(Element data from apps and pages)
++++++++

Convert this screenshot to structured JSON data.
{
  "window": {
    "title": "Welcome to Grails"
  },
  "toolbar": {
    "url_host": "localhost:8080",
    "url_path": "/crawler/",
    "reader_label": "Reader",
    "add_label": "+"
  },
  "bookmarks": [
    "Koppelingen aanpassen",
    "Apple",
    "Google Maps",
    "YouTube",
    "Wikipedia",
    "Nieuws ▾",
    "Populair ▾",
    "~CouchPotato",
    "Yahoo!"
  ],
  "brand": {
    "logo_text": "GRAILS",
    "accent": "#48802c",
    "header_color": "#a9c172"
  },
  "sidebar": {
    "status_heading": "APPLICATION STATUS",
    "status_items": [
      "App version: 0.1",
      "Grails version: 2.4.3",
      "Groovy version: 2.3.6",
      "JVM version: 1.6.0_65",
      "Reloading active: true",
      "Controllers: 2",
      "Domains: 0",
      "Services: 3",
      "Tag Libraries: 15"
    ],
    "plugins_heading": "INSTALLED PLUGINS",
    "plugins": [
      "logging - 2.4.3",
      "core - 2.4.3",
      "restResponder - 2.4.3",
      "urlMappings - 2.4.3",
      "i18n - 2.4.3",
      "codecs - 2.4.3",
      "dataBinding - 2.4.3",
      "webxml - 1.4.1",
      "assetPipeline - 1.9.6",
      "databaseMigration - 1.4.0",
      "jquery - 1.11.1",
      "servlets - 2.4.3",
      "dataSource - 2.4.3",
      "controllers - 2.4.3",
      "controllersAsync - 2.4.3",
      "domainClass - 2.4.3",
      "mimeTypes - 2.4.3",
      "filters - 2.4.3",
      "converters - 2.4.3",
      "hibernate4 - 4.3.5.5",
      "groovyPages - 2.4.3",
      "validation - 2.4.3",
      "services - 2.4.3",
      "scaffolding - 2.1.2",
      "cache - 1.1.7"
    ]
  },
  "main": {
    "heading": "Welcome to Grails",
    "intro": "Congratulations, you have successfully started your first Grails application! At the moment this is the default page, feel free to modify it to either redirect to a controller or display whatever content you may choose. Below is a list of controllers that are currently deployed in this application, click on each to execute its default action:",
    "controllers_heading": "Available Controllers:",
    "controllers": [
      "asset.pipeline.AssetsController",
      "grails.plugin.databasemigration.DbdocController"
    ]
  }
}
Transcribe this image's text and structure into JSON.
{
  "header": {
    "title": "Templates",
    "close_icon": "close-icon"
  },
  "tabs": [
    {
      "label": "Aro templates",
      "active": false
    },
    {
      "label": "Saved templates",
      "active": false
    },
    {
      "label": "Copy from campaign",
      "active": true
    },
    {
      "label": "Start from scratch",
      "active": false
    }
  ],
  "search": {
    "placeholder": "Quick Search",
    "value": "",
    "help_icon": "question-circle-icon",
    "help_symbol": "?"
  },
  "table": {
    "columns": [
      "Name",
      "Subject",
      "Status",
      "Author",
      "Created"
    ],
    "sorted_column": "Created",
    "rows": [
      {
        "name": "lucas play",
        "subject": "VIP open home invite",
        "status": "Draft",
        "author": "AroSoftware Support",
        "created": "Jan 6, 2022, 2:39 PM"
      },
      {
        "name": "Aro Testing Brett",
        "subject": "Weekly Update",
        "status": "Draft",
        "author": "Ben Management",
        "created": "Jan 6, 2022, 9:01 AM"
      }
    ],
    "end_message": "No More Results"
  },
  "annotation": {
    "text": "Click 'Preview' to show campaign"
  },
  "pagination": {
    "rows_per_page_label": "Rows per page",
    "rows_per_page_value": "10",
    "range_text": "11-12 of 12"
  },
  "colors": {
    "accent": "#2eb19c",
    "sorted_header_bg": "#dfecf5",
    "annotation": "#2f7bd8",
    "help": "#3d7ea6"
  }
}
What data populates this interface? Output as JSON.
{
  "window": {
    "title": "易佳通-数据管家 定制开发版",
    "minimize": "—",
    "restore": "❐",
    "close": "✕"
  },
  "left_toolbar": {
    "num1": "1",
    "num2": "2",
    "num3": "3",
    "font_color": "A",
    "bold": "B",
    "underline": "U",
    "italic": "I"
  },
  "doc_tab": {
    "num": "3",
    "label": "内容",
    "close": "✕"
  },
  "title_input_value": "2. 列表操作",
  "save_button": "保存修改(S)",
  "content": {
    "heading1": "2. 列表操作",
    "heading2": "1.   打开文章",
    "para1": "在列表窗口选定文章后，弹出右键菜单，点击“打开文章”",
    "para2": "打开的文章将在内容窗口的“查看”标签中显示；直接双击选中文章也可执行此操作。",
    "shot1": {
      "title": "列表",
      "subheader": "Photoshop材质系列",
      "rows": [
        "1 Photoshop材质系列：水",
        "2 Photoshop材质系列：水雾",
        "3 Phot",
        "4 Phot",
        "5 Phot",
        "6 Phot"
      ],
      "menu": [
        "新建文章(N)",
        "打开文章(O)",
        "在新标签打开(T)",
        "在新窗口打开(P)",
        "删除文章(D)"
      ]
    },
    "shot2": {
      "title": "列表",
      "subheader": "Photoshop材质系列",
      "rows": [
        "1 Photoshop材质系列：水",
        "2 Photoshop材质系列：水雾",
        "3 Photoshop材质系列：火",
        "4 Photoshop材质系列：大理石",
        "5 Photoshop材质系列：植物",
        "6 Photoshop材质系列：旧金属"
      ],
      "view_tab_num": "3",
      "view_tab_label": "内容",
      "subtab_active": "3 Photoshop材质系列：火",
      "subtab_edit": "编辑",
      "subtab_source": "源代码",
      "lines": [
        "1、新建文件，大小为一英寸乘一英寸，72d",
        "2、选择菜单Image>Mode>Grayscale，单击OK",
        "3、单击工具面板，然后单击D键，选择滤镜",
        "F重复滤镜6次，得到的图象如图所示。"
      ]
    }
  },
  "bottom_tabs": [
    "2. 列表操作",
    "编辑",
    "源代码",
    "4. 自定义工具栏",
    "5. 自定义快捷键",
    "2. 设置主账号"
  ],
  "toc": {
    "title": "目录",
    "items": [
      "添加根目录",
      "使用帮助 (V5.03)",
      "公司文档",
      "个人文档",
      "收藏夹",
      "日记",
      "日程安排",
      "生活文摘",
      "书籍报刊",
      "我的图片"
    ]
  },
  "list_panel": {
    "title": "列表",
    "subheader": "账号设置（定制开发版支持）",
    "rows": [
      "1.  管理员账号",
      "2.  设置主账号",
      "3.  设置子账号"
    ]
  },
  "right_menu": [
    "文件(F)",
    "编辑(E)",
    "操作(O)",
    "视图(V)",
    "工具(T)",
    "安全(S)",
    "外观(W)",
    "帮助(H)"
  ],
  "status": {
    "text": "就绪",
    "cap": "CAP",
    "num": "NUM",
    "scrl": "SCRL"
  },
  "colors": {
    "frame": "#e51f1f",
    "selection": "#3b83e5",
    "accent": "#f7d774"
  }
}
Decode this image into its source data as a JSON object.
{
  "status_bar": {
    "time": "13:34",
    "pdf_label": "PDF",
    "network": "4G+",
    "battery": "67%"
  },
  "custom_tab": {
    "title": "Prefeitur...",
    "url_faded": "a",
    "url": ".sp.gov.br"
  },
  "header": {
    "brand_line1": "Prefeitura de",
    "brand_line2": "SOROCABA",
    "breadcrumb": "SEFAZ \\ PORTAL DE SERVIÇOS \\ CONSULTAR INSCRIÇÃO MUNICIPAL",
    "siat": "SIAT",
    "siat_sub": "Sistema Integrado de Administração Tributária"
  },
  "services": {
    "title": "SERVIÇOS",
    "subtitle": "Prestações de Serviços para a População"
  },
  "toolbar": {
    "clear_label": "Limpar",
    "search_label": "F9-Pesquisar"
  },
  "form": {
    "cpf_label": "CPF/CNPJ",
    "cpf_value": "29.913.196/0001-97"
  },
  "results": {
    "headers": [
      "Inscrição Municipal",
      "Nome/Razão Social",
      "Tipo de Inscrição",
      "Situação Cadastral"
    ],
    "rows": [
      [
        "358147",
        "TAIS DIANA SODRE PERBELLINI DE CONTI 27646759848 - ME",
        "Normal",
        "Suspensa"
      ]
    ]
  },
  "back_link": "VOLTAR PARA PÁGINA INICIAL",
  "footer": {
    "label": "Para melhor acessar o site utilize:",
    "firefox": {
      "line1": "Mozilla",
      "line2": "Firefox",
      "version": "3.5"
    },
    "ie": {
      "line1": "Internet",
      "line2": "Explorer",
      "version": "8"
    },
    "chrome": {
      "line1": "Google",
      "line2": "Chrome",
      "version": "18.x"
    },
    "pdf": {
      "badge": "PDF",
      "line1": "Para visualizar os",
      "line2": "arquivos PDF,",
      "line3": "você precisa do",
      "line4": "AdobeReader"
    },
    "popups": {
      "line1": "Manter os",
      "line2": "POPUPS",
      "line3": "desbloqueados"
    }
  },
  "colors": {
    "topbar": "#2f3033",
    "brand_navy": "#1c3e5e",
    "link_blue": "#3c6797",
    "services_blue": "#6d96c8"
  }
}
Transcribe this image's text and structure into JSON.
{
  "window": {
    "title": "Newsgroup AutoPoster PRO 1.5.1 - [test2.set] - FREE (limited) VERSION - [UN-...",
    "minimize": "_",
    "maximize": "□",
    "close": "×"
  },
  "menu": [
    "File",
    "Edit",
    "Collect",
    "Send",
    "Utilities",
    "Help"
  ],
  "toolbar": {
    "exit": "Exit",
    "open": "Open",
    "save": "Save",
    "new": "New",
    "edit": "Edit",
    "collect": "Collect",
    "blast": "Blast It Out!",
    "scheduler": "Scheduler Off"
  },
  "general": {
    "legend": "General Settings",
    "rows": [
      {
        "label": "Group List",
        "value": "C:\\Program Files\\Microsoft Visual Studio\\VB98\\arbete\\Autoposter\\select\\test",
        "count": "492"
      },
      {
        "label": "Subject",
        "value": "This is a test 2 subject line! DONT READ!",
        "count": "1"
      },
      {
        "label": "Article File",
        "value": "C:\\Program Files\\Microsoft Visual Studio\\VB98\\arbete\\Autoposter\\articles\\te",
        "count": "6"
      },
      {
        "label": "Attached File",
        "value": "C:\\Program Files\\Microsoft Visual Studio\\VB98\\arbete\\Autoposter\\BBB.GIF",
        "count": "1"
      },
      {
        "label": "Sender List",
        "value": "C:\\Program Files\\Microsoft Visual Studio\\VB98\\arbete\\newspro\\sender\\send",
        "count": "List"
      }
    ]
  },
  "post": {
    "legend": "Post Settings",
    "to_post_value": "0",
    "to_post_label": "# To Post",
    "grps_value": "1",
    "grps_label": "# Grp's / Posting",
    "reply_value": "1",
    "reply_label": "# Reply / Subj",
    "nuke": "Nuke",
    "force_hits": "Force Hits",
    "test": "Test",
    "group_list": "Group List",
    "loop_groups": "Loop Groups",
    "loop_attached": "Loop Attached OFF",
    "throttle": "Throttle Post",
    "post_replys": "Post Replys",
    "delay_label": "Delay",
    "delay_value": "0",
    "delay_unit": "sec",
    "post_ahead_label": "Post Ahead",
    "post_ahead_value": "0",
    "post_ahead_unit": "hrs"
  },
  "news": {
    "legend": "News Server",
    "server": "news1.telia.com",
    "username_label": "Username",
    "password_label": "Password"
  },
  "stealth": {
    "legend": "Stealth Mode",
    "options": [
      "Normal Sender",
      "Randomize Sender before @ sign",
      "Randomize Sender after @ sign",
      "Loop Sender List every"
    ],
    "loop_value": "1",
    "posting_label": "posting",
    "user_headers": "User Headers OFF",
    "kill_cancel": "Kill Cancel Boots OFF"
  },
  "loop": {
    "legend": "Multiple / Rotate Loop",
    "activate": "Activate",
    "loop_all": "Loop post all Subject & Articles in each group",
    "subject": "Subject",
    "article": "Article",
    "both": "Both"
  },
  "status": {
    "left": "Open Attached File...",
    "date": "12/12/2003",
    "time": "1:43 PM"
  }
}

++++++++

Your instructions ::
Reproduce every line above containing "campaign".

Answer section ::
      "label": "Copy from campaign",
    "text": "Click 'Preview' to show campaign"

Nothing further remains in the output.